You are welcome to add ammonia to your tank, but I'll stick to the ways that I know, and trust.
If all 7 of them survive, they are welcome to live out their days in the tank.

Many folks here are quite fond of fish. Elevated ammonia levels can burn the gills of fish. Survivors are welcome to live out their days, with damaged gills that no longer function properly to give them the amount of oxygen they need to thrive. Even though they are a lower life form many folks consider life sacred and don't want to inflict damage or injury on living things.
If you add ammonia manually you have total control over how much.
I don't think the ammonia that comes out of a bottle is any more of a "chemical" issue than the ammonia that comes out of a fish. You will also never introduce ich or other devastating diseases into your tanks by adding ammonia

I'm not trying to be argumentative or talk you into a different method. I personally don't feel that fish feel pain. I'm just pointing out that many others here feel far different and will consider your attitude towards these "pets" as callous at best
 
1 - 14 of 14 Posts

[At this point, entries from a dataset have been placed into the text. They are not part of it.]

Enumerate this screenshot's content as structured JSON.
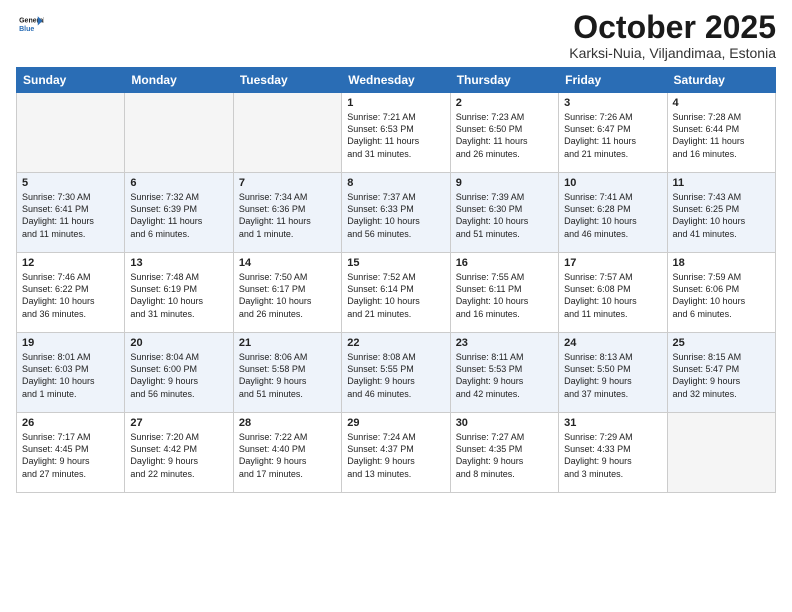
{
  "header": {
    "logo_line1": "General",
    "logo_line2": "Blue",
    "month": "October 2025",
    "location": "Karksi-Nuia, Viljandimaa, Estonia"
  },
  "weekdays": [
    "Sunday",
    "Monday",
    "Tuesday",
    "Wednesday",
    "Thursday",
    "Friday",
    "Saturday"
  ],
  "weeks": [
    [
      {
        "day": "",
        "info": ""
      },
      {
        "day": "",
        "info": ""
      },
      {
        "day": "",
        "info": ""
      },
      {
        "day": "1",
        "info": "Sunrise: 7:21 AM\nSunset: 6:53 PM\nDaylight: 11 hours\nand 31 minutes."
      },
      {
        "day": "2",
        "info": "Sunrise: 7:23 AM\nSunset: 6:50 PM\nDaylight: 11 hours\nand 26 minutes."
      },
      {
        "day": "3",
        "info": "Sunrise: 7:26 AM\nSunset: 6:47 PM\nDaylight: 11 hours\nand 21 minutes."
      },
      {
        "day": "4",
        "info": "Sunrise: 7:28 AM\nSunset: 6:44 PM\nDaylight: 11 hours\nand 16 minutes."
      }
    ],
    [
      {
        "day": "5",
        "info": "Sunrise: 7:30 AM\nSunset: 6:41 PM\nDaylight: 11 hours\nand 11 minutes."
      },
      {
        "day": "6",
        "info": "Sunrise: 7:32 AM\nSunset: 6:39 PM\nDaylight: 11 hours\nand 6 minutes."
      },
      {
        "day": "7",
        "info": "Sunrise: 7:34 AM\nSunset: 6:36 PM\nDaylight: 11 hours\nand 1 minute."
      },
      {
        "day": "8",
        "info": "Sunrise: 7:37 AM\nSunset: 6:33 PM\nDaylight: 10 hours\nand 56 minutes."
      },
      {
        "day": "9",
        "info": "Sunrise: 7:39 AM\nSunset: 6:30 PM\nDaylight: 10 hours\nand 51 minutes."
      },
      {
        "day": "10",
        "info": "Sunrise: 7:41 AM\nSunset: 6:28 PM\nDaylight: 10 hours\nand 46 minutes."
      },
      {
        "day": "11",
        "info": "Sunrise: 7:43 AM\nSunset: 6:25 PM\nDaylight: 10 hours\nand 41 minutes."
      }
    ],
    [
      {
        "day": "12",
        "info": "Sunrise: 7:46 AM\nSunset: 6:22 PM\nDaylight: 10 hours\nand 36 minutes."
      },
      {
        "day": "13",
        "info": "Sunrise: 7:48 AM\nSunset: 6:19 PM\nDaylight: 10 hours\nand 31 minutes."
      },
      {
        "day": "14",
        "info": "Sunrise: 7:50 AM\nSunset: 6:17 PM\nDaylight: 10 hours\nand 26 minutes."
      },
      {
        "day": "15",
        "info": "Sunrise: 7:52 AM\nSunset: 6:14 PM\nDaylight: 10 hours\nand 21 minutes."
      },
      {
        "day": "16",
        "info": "Sunrise: 7:55 AM\nSunset: 6:11 PM\nDaylight: 10 hours\nand 16 minutes."
      },
      {
        "day": "17",
        "info": "Sunrise: 7:57 AM\nSunset: 6:08 PM\nDaylight: 10 hours\nand 11 minutes."
      },
      {
        "day": "18",
        "info": "Sunrise: 7:59 AM\nSunset: 6:06 PM\nDaylight: 10 hours\nand 6 minutes."
      }
    ],
    [
      {
        "day": "19",
        "info": "Sunrise: 8:01 AM\nSunset: 6:03 PM\nDaylight: 10 hours\nand 1 minute."
      },
      {
        "day": "20",
        "info": "Sunrise: 8:04 AM\nSunset: 6:00 PM\nDaylight: 9 hours\nand 56 minutes."
      },
      {
        "day": "21",
        "info": "Sunrise: 8:06 AM\nSunset: 5:58 PM\nDaylight: 9 hours\nand 51 minutes."
      },
      {
        "day": "22",
        "info": "Sunrise: 8:08 AM\nSunset: 5:55 PM\nDaylight: 9 hours\nand 46 minutes."
      },
      {
        "day": "23",
        "info": "Sunrise: 8:11 AM\nSunset: 5:53 PM\nDaylight: 9 hours\nand 42 minutes."
      },
      {
        "day": "24",
        "info": "Sunrise: 8:13 AM\nSunset: 5:50 PM\nDaylight: 9 hours\nand 37 minutes."
      },
      {
        "day": "25",
        "info": "Sunrise: 8:15 AM\nSunset: 5:47 PM\nDaylight: 9 hours\nand 32 minutes."
      }
    ],
    [
      {
        "day": "26",
        "info": "Sunrise: 7:17 AM\nSunset: 4:45 PM\nDaylight: 9 hours\nand 27 minutes."
      },
      {
        "day": "27",
        "info": "Sunrise: 7:20 AM\nSunset: 4:42 PM\nDaylight: 9 hours\nand 22 minutes."
      },
      {
        "day": "28",
        "info": "Sunrise: 7:22 AM\nSunset: 4:40 PM\nDaylight: 9 hours\nand 17 minutes."
      },
      {
        "day": "29",
        "info": "Sunrise: 7:24 AM\nSunset: 4:37 PM\nDaylight: 9 hours\nand 13 minutes."
      },
      {
        "day": "30",
        "info": "Sunrise: 7:27 AM\nSunset: 4:35 PM\nDaylight: 9 hours\nand 8 minutes."
      },
      {
        "day": "31",
        "info": "Sunrise: 7:29 AM\nSunset: 4:33 PM\nDaylight: 9 hours\nand 3 minutes."
      },
      {
        "day": "",
        "info": ""
      }
    ]
  ]
}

This is an older thread, you may not receive a response, and could be reviving an old thread. Please consider creating a new thread.
Top